The great Glasto loo dilemma
For the past few weeks I’ve frantically been checking the weather forecast – me and 150,000 other souls. As one, we heaved a sigh and grinned like maniacs earlier this week: it’s going to be dry, Glastonbury is going to be dry! This will be my third time at Worthy Farm. I’ve had one without rain and one where mud was everywhere. It’s not just impossibly gloopy; it stinks. I vowed never again.
But I’m off, taking my eldest daughter Daisy, 24. We’re staying in a yurt (I know, I know, but give me a break, I’m 53 and as I say, I know how bad it can get), complete with bedding and electricity. But no running water and no WC.
Some things are forever Glastonbury, such as the great loo dilemma. The queue for the short drop toilets is non-existent; for the long drop it’s 30 deep. Which to go for? The queue for the long drop is there for a reason. But you want to get back, to catch your favourite band. Head or heart, long drop or short drop?
Wimbledon’s not old-fashioned, it’s a very sweet affair…

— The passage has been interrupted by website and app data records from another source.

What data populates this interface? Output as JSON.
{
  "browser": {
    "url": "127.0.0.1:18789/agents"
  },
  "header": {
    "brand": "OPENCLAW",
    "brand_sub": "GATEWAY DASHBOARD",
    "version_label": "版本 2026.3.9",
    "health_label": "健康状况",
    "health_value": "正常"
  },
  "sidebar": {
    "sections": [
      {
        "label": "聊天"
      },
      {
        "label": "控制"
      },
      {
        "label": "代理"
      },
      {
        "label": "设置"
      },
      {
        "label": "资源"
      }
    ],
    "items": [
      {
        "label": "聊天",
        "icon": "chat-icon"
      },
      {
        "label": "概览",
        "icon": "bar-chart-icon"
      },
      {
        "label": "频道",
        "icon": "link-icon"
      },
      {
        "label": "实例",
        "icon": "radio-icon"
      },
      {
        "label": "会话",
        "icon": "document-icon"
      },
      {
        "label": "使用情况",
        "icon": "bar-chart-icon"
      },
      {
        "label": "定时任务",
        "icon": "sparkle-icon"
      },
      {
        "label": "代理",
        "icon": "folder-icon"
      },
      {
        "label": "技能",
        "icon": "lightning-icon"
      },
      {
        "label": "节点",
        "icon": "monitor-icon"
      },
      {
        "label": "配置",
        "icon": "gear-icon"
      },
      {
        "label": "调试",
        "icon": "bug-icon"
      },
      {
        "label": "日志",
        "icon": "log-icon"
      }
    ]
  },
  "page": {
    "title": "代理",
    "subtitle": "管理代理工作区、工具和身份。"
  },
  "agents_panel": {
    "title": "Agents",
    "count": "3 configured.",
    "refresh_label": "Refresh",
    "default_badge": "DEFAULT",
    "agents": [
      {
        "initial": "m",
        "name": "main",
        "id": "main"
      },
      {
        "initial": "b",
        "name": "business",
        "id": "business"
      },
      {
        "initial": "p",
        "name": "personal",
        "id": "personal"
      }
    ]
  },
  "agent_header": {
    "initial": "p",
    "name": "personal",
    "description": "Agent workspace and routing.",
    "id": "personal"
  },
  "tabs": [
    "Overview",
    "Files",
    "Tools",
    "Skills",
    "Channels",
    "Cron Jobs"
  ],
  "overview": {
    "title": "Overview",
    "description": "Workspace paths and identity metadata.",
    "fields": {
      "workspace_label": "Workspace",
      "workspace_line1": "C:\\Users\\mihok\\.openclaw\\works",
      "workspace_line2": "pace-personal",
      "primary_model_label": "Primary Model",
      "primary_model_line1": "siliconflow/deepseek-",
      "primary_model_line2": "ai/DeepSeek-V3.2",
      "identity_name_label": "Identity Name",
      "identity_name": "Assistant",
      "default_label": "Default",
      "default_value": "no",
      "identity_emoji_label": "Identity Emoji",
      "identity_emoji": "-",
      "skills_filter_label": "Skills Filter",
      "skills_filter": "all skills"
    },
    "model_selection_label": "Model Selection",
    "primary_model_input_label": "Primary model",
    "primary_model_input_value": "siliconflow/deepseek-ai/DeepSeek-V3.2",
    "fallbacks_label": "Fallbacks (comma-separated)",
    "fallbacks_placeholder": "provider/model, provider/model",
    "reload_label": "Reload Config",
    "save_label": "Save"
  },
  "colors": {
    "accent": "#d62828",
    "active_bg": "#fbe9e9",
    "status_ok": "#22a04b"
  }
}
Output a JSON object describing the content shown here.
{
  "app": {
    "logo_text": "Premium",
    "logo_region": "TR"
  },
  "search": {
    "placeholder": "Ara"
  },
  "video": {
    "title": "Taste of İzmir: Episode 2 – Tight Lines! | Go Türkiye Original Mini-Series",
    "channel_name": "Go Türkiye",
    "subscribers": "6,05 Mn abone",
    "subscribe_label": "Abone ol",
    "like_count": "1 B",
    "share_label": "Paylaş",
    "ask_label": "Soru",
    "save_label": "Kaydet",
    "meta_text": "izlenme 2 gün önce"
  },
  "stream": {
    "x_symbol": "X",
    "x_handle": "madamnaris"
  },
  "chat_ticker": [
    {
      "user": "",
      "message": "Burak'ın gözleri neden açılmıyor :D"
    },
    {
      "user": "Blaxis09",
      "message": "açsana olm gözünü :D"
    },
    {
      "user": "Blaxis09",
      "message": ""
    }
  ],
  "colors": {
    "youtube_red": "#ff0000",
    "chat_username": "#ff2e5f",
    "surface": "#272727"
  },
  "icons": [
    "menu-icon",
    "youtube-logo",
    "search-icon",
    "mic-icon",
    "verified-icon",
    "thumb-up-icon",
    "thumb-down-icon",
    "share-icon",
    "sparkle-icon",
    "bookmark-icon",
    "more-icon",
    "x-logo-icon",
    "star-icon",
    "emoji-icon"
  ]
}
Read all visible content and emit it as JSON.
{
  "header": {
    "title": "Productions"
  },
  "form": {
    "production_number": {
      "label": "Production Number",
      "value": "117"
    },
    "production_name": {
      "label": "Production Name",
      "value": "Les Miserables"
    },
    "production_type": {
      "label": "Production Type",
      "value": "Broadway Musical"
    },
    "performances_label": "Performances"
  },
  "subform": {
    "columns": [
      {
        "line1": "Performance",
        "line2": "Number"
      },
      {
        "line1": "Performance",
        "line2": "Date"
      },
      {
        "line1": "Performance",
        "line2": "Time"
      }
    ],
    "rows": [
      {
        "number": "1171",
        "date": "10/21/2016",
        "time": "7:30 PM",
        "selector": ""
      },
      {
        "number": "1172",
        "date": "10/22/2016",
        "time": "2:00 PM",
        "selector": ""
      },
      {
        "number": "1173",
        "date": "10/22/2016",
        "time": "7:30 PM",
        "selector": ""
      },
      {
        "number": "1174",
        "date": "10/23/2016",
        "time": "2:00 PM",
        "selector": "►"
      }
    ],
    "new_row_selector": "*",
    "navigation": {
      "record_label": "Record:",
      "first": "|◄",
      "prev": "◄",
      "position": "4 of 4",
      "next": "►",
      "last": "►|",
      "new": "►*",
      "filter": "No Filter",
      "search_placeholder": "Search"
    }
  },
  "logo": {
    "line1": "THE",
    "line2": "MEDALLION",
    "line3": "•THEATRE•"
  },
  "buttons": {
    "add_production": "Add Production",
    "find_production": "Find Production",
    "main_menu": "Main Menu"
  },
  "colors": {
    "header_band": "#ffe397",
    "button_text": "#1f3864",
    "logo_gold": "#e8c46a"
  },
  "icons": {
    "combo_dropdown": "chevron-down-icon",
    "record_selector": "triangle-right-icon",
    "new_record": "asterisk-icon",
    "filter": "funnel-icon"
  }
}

I used to think that Wimbledon was a quaint, old-fashioned affair, peopled by staff in bizarre uniforms and run according to unusual codes. No wonder we never produced a champion; no shock that children prefer football to tennis. Then I went to the Royal Box, and now I admit I was wrong. I was there on Wednesday in the presence of true greatness, Mo Farah, and Sir Bruce Forsyth. It was wonderful. What was striking, apart from the fact that everything ran like clockwork, was the informality. I’ve been to hospitality at football matches that has been stuffier. My favourite Royal Box secret? They pass round a bucket of sweets – every variety you can think of – and you’re instructed to move it along discreetly, at knee height, so the crowd don’t think we’re sitting there filling our faces.